was porridge made with 90% water and a little almond milk- I have to admit I also had a squeeze of golden syrup, you can’t give up everything and unsweetened porridge is vile! When I had time I would have 2-3 scrambled or poached eggs, sometimes with bacon, but no bread.
was the same or very similar each day – fish and rice, or rice/spelt/quinoa/bulgar wheat combinations, with tomatoes and/or avocado. The fish was usually tinned mackerel, sardines or tuna and the rice always brown and only at lunchtimes not in the evenings. Despite having read recently that when you consume your daily calories has nothing at all to do with whether you’ll lose weight or not, I still believe (for me anyway) that it is best to avoid eating platefuls of carbs just before you hit the sack.
were simple too and consisted of any combination of fish, chicken or eggs with salad or vegetables. Occasionally I’d have red meat, potatoes or pasta, but rarely. I didn’t really restrict any vegetables but the bulk of it would be broccoli, asparagus, sweet potato, peppers, tomatoes, spinach and kale.
My diet was pretty decent before I chose to do this but in order to drop some weight I needed to focus on what wasn’t good, the bad habits that had crept in, and where I could improve. I also strongly believe that the only reason we go for sweet, carb rich foods for snacks is because we are not managing our diet properly and our blood sugar levels have gone haywire as a result. So I would always ensure I had a stock of healthy snacks to hand and never allow myself to get hungry.
At the start of each week I would buy in tomatoes, sugar snap peas, hummus, celery, apples, blueberries, oranges, nuts, even rice cakes as a savoury treat!?!
All these are just snacks and they helped me keep going between my ‘main meals’ and importantly help me stay focused with clients. Whilst I usually encourage varied diets to stop boredom, I personally find that once I’m ‘on it’ I need to be quite regimented and consistent with my foods as I find this easier.

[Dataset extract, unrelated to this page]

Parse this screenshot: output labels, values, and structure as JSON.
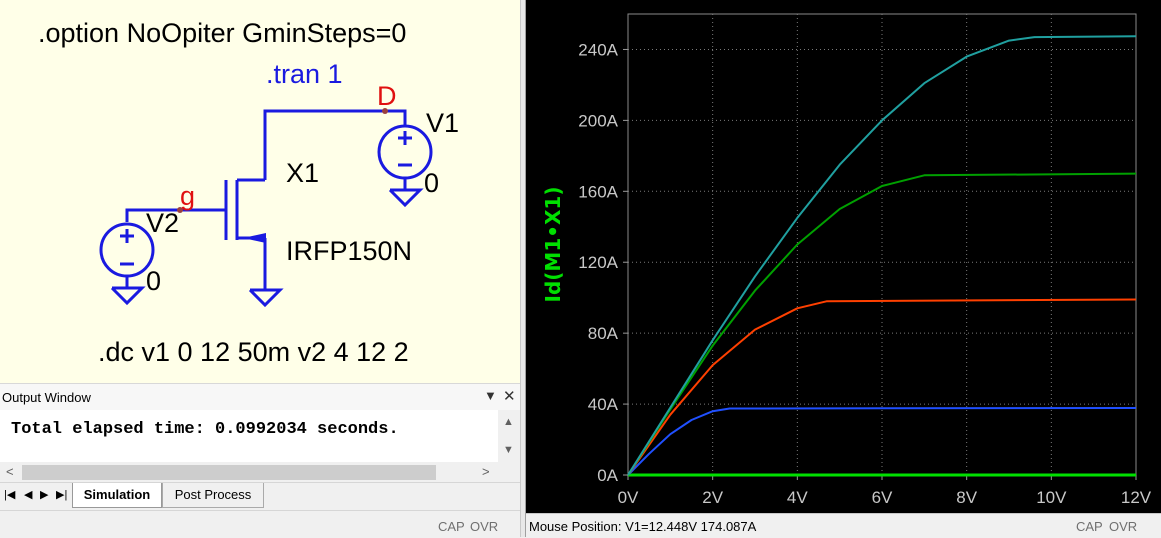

Aside from feeling noticeably fitter despite not really training any harder, I also lost weight. I am 5ft 9″ on a good day and my starting weight was 71.6kg. Just over 6 weeks later I am 68.9kg, a loss of 2.7kg – I certainly wasn’t expecting that. It actually dropped down to 68.5kg recently, but that was straight after a 10km run.
As somebody who fortunately hasn’t been in a position where I’ve needed to lose weight for my health it was really interesting to do this and I was encouraged by the results. I feel it demonstrated how easy it is to over eat, and how it becomes the norm.
It has given me even more confidence in the advice that I give not only to my weight loss clients, but everyone I train, in reference to their eating habits.
The bottom line
Now, more than 6 weeks on I am still feeling great and plan to continue the same ‘regime’ for now at least, only making adjustments that are based on my increased activity levels as I train towards my next event.
This plan highlights the importance of consuming the right amount of complex carbohydrates (bread, pasta, rice and potatoes) for your level of activity. Try to think of these carbs as FUEL, and only eat them if you plan to burn them off!
Best laid plans!
Typically, I picked up a cold the week of the Forest of Dean half so I wasn’t able to run – very frustrating! Now I look towards June and my next event- a trail marathon in Snowdonia!
by Chris Greig